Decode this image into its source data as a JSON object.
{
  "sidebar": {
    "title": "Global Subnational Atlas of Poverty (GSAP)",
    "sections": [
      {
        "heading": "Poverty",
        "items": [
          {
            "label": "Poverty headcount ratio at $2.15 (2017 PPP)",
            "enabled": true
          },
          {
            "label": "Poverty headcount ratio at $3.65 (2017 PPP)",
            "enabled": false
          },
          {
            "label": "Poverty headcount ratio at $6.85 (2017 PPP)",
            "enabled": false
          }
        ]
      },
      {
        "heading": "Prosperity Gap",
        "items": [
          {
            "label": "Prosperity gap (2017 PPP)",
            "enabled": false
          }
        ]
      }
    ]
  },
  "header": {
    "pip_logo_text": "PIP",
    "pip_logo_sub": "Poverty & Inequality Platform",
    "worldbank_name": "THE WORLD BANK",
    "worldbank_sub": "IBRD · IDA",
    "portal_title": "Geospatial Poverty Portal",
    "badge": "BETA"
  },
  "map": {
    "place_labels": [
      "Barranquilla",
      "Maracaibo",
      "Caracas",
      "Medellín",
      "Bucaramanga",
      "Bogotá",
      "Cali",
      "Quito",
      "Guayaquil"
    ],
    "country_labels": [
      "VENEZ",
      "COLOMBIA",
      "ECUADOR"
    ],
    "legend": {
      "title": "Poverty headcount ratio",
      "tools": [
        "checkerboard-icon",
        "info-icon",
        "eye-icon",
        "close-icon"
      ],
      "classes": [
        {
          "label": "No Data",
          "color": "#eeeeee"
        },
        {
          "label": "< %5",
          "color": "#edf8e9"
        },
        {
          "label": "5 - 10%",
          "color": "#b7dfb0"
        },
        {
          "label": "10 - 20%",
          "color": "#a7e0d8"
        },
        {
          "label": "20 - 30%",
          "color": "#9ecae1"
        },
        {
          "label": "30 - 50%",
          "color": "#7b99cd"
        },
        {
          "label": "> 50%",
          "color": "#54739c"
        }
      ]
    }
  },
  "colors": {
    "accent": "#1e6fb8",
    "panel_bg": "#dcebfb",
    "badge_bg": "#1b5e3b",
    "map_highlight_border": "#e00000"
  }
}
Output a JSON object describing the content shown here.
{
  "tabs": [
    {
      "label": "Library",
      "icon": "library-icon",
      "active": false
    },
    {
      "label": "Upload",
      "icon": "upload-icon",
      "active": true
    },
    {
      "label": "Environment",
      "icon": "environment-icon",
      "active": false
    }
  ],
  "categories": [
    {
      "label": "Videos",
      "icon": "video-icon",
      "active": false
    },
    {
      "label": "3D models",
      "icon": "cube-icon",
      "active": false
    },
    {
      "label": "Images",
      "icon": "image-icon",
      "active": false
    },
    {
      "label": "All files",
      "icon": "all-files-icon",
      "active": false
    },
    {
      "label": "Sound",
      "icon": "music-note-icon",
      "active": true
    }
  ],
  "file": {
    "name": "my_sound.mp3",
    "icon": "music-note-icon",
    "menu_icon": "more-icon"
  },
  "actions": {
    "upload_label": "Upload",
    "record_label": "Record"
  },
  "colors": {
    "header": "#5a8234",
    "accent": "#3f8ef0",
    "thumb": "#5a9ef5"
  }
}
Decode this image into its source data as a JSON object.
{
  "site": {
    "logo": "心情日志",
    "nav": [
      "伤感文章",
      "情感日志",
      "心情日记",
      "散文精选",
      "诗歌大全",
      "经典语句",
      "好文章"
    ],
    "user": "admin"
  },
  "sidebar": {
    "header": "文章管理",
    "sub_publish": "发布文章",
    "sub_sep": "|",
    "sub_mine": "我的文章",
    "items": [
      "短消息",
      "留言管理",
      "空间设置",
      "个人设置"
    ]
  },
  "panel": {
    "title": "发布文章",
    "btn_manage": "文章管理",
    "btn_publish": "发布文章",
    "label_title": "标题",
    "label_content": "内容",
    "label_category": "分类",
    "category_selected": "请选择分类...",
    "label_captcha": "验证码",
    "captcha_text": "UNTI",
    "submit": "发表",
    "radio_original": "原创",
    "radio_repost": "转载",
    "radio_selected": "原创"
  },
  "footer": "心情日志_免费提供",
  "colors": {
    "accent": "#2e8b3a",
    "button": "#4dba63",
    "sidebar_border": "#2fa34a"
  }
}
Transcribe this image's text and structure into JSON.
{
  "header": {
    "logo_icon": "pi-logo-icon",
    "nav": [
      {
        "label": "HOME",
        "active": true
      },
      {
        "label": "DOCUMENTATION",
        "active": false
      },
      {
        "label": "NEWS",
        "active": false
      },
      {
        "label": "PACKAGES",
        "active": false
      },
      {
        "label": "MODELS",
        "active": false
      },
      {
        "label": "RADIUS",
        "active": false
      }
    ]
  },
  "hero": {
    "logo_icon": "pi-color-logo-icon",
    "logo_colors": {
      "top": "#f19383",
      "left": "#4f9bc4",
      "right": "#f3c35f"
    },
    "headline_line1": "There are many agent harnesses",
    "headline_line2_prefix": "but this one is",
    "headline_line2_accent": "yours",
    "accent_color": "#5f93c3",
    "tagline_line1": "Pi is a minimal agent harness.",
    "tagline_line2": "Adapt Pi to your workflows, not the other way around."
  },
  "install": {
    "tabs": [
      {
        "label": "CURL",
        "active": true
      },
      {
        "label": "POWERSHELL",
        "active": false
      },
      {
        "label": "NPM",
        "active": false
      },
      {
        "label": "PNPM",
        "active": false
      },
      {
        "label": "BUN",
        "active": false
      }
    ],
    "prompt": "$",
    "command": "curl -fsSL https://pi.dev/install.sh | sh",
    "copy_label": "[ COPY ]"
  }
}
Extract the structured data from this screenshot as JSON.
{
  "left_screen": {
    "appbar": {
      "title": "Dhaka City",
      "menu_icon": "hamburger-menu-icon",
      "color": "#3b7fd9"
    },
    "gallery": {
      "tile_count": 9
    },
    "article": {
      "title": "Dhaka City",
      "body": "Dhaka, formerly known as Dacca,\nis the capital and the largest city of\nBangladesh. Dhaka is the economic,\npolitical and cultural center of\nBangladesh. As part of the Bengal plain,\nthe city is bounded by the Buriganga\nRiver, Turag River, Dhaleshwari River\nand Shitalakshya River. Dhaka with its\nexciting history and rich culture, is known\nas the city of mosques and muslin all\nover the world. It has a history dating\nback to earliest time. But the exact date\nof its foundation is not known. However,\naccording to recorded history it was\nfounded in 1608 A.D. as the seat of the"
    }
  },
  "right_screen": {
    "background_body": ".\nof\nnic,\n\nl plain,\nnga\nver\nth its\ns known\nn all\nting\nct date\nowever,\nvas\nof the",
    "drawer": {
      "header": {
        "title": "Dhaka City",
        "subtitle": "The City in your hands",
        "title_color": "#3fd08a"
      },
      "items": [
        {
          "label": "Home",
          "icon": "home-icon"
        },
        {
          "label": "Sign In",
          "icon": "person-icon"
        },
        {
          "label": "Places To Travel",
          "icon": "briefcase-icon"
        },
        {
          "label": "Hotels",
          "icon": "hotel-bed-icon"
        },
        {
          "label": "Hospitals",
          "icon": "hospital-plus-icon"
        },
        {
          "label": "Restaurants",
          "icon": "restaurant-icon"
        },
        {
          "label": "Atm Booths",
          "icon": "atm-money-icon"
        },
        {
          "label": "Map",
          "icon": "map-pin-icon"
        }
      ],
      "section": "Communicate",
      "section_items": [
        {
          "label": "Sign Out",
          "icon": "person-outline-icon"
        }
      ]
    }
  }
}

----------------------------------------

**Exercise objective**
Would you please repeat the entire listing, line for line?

**Finished task**
Decode this image into its source data as a JSON object.
{
  "sidebar": {
    "title": "Global Subnational Atlas of Poverty (GSAP)",
    "sections": [
      {
        "heading": "Poverty",
        "items": [
          {
            "label": "Poverty headcount ratio at $2.15 (2017 PPP)",
            "enabled": true
          },
          {
            "label": "Poverty headcount ratio at $3.65 (2017 PPP)",
            "enabled": false
          },
          {
            "label": "Poverty headcount ratio at $6.85 (2017 PPP)",
            "enabled": false
          }
        ]
      },
      {
        "heading": "Prosperity Gap",
        "items": [
          {
            "label": "Prosperity gap (2017 PPP)",
            "enabled": false
          }
        ]
      }
    ]
  },
  "header": {
    "pip_logo_text": "PIP",
    "pip_logo_sub": "Poverty & Inequality Platform",
    "worldbank_name": "THE WORLD BANK",
    "worldbank_sub": "IBRD · IDA",
    "portal_title": "Geospatial Poverty Portal",
    "badge": "BETA"
  },
  "map": {
    "place_labels": [
      "Barranquilla",
      "Maracaibo",
      "Caracas",
      "Medellín",
      "Bucaramanga",
      "Bogotá",
      "Cali",
      "Quito",
      "Guayaquil"
    ],
    "country_labels": [
      "VENEZ",
      "COLOMBIA",
      "ECUADOR"
    ],
    "legend": {
      "title": "Poverty headcount ratio",
      "tools": [
        "checkerboard-icon",
        "info-icon",
        "eye-icon",
        "close-icon"
      ],
      "classes": [
        {
          "label": "No Data",
          "color": "#eeeeee"
        },
        {
          "label": "< %5",
          "color": "#edf8e9"
        },
        {
          "label": "5 - 10%",
          "color": "#b7dfb0"
        },
        {
          "label": "10 - 20%",
          "color": "#a7e0d8"
        },
        {
          "label": "20 - 30%",
          "color": "#9ecae1"
        },
        {
          "label": "30 - 50%",
          "color": "#7b99cd"
        },
        {
          "label": "> 50%",
          "color": "#54739c"
        }
      ]
    }
  },
  "colors": {
    "accent": "#1e6fb8",
    "panel_bg": "#dcebfb",
    "badge_bg": "#1b5e3b",
    "map_highlight_border": "#e00000"
  }
}
Output a JSON object describing the content shown here.
{
  "tabs": [
    {
      "label": "Library",
      "icon": "library-icon",
      "active": false
    },
    {
      "label": "Upload",
      "icon": "upload-icon",
      "active": true
    },
    {
      "label": "Environment",
      "icon": "environment-icon",
      "active": false
    }
  ],
  "categories": [
    {
      "label": "Videos",
      "icon": "video-icon",
      "active": false
    },
    {
      "label": "3D models",
      "icon": "cube-icon",
      "active": false
    },
    {
      "label": "Images",
      "icon": "image-icon",
      "active": false
    },
    {
      "label": "All files",
      "icon": "all-files-icon",
      "active": false
    },
    {
      "label": "Sound",
      "icon": "music-note-icon",
      "active": true
    }
  ],
  "file": {
    "name": "my_sound.mp3",
    "icon": "music-note-icon",
    "menu_icon": "more-icon"
  },
  "actions": {
    "upload_label": "Upload",
    "record_label": "Record"
  },
  "colors": {
    "header": "#5a8234",
    "accent": "#3f8ef0",
    "thumb": "#5a9ef5"
  }
}
Decode this image into its source data as a JSON object.
{
  "site": {
    "logo": "心情日志",
    "nav": [
      "伤感文章",
      "情感日志",
      "心情日记",
      "散文精选",
      "诗歌大全",
      "经典语句",
      "好文章"
    ],
    "user": "admin"
  },
  "sidebar": {
    "header": "文章管理",
    "sub_publish": "发布文章",
    "sub_sep": "|",
    "sub_mine": "我的文章",
    "items": [
      "短消息",
      "留言管理",
      "空间设置",
      "个人设置"
    ]
  },
  "panel": {
    "title": "发布文章",
    "btn_manage": "文章管理",
    "btn_publish": "发布文章",
    "label_title": "标题",
    "label_content": "内容",
    "label_category": "分类",
    "category_selected": "请选择分类...",
    "label_captcha": "验证码",
    "captcha_text": "UNTI",
    "submit": "发表",
    "radio_original": "原创",
    "radio_repost": "转载",
    "radio_selected": "原创"
  },
  "footer": "心情日志_免费提供",
  "colors": {
    "accent": "#2e8b3a",
    "button": "#4dba63",
    "sidebar_border": "#2fa34a"
  }
}
Transcribe this image's text and structure into JSON.
{
  "header": {
    "logo_icon": "pi-logo-icon",
    "nav": [
      {
        "label": "HOME",
        "active": true
      },
      {
        "label": "DOCUMENTATION",
        "active": false
      },
      {
        "label": "NEWS",
        "active": false
      },
      {
        "label": "PACKAGES",
        "active": false
      },
      {
        "label": "MODELS",
        "active": false
      },
      {
        "label": "RADIUS",
        "active": false
      }
    ]
  },
  "hero": {
    "logo_icon": "pi-color-logo-icon",
    "logo_colors": {
      "top": "#f19383",
      "left": "#4f9bc4",
      "right": "#f3c35f"
    },
    "headline_line1": "There are many agent harnesses",
    "headline_line2_prefix": "but this one is",
    "headline_line2_accent": "yours",
    "accent_color": "#5f93c3",
    "tagline_line1": "Pi is a minimal agent harness.",
    "tagline_line2": "Adapt Pi to your workflows, not the other way around."
  },
  "install": {
    "tabs": [
      {
        "label": "CURL",
        "active": true
      },
      {
        "label": "POWERSHELL",
        "active": false
      },
      {
        "label": "NPM",
        "active": false
      },
      {
        "label": "PNPM",
        "active": false
      },
      {
        "label": "BUN",
        "active": false
      }
    ],
    "prompt": "$",
    "command": "curl -fsSL https://pi.dev/install.sh | sh",
    "copy_label": "[ COPY ]"
  }
}
Extract the structured data from this screenshot as JSON.
{
  "left_screen": {
    "appbar": {
      "title": "Dhaka City",
      "menu_icon": "hamburger-menu-icon",
      "color": "#3b7fd9"
    },
    "gallery": {
      "tile_count": 9
    },
    "article": {
      "title": "Dhaka City",
      "body": "Dhaka, formerly known as Dacca,\nis the capital and the largest city of\nBangladesh. Dhaka is the economic,\npolitical and cultural center of\nBangladesh. As part of the Bengal plain,\nthe city is bounded by the Buriganga\nRiver, Turag River, Dhaleshwari River\nand Shitalakshya River. Dhaka with its\nexciting history and rich culture, is known\nas the city of mosques and muslin all\nover the world. It has a history dating\nback to earliest time. But the exact date\nof its foundation is not known. However,\naccording to recorded history it was\nfounded in 1608 A.D. as the seat of the"
    }
  },
  "right_screen": {
    "background_body": ".\nof\nnic,\n\nl plain,\nnga\nver\nth its\ns known\nn all\nting\nct date\nowever,\nvas\nof the",
    "drawer": {
      "header": {
        "title": "Dhaka City",
        "subtitle": "The City in your hands",
        "title_color": "#3fd08a"
      },
      "items": [
        {
          "label": "Home",
          "icon": "home-icon"
        },
        {
          "label": "Sign In",
          "icon": "person-icon"
        },
        {
          "label": "Places To Travel",
          "icon": "briefcase-icon"
        },
        {
          "label": "Hotels",
          "icon": "hotel-bed-icon"
        },
        {
          "label": "Hospitals",
          "icon": "hospital-plus-icon"
        },
        {
          "label": "Restaurants",
          "icon": "restaurant-icon"
        },
        {
          "label": "Atm Booths",
          "icon": "atm-money-icon"
        },
        {
          "label": "Map",
          "icon": "map-pin-icon"
        }
      ],
      "section": "Communicate",
      "section_items": [
        {
          "label": "Sign Out",
          "icon": "person-outline-icon"
        }
      ]
    }
  }
}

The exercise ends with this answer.